Located in MPRC People / Ginger Zhe Jin, Ph.D. / Ginger Zhe Jin Publications
Article Reference Troff document (with manpage macros)The cost of access: Racial disparities in student loan burdens of young adults
Student loans have become a social-financial issue in the United States. This study uses a nationally representative dataset to examine the association between financial socialization and student loan borrowing behavior of individuals after controlling a number of different socio-demographic factors. Results show that the financial burdens of college education, such as borrowing and the dollar amounts of a loan, are higher for Blacks, however, their college attendance is significantly lower than Whites. Blacks are more independent and receive less financial support from family and relatives than Whites. The wealth gap that exists between Black and White parents may contribute to the disparity. Additional financial resources for higher education as well as financial education and counseling may be needed to create better academic access for the vulnerable underserved groups including minority students.
Located in MPRC People / Jinhee Kim, Ph.D. / JinHee Kim Publications
Rendall comments on Baltimore population erosion
Current Census estimates place its population at a 100-year low
Located in News
Article Reference Troff document (with manpage macros)Better a Friend Nearby Than a Brother Far Away? The Health Implications of Foreign Domestic Workers’ Family and Friendship Networks
Migrant domestic workers provide essential services to the families they live with, but they are not considered a part of the family. As a group, they are not well-integrated into the society and often suffer from social isolation. In this article, we explore the potential health buffering effects of their personal network, in terms of family and friendship ties in both the local community and their home country. Existing literature provides inconsistent evidence on who and what matters more, with regard to the nature, strength, and geographic locations of individual personal networks. Using data from the Survey of Migrant domestic Workers in Hong Kong (2017), we find that family ties are extremely important. The presence of family members in Hong Kong as well as daily contact with family, regardless of location, are associated with better self-reported health. Only daily contact with friends in Hong Kong, not with friends in other countries, promotes better health. We also find evidence that the protective effects of family and friends networks depend on each other. Those foreign domestic workers with families in Hong Kong but also maintain daily contact with friends have the best self-reported health among all.

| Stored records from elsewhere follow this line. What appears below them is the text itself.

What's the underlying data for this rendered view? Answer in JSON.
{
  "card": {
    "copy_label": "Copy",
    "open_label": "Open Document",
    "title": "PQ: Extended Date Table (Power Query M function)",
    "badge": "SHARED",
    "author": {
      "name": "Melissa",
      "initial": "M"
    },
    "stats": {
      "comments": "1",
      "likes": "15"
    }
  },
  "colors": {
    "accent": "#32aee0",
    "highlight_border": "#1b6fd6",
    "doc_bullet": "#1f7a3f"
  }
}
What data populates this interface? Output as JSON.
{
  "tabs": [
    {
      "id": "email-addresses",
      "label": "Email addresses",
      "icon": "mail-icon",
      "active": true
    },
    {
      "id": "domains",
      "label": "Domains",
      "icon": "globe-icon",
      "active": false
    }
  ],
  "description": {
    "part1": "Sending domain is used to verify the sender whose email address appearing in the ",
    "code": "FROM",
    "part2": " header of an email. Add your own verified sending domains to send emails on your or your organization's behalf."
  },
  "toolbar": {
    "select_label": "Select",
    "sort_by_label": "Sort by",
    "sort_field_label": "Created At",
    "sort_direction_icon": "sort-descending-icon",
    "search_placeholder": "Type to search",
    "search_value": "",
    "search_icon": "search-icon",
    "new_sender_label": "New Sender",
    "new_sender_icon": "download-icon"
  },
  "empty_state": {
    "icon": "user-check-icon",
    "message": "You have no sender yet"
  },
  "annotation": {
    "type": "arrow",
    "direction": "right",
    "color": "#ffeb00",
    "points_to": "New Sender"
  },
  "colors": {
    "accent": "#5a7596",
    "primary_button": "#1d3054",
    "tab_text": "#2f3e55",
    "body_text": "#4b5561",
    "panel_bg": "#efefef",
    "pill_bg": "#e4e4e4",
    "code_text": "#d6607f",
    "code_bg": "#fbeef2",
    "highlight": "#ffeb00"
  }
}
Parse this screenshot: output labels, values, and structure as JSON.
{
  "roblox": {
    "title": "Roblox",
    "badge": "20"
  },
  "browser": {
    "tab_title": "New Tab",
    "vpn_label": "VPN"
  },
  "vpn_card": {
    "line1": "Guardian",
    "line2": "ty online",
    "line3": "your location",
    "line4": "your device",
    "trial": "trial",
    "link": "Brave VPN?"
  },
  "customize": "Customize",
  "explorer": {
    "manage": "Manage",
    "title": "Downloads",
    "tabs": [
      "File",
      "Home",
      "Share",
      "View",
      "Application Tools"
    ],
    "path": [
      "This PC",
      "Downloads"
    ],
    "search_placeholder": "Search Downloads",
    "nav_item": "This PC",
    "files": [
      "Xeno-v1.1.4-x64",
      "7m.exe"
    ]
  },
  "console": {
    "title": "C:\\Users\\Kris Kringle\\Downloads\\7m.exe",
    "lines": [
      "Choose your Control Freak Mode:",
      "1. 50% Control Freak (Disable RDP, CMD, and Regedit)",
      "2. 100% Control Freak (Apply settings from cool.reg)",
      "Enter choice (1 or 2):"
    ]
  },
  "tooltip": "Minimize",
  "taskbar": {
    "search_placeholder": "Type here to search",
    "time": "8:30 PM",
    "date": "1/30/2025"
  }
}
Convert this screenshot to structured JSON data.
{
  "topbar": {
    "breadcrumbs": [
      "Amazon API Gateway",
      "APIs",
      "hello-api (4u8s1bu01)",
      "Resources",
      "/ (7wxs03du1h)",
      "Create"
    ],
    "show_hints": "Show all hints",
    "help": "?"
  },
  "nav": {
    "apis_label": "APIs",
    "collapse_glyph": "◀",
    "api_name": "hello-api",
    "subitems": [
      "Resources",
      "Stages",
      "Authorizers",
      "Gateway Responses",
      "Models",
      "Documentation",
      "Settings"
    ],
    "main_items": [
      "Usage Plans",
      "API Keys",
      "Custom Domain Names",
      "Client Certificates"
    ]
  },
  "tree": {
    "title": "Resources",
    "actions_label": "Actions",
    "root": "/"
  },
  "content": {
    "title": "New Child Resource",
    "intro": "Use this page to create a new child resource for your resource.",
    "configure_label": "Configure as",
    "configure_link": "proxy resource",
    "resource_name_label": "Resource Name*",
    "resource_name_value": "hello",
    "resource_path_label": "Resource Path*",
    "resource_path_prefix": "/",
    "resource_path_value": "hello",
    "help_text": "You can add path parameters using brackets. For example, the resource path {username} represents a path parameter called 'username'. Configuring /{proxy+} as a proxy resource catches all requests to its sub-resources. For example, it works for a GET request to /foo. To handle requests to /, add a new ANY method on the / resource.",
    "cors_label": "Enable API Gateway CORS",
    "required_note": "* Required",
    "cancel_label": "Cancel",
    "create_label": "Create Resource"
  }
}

Located in MPRC People / Feinian Chen, Ph.D. / Feinian Chen Publications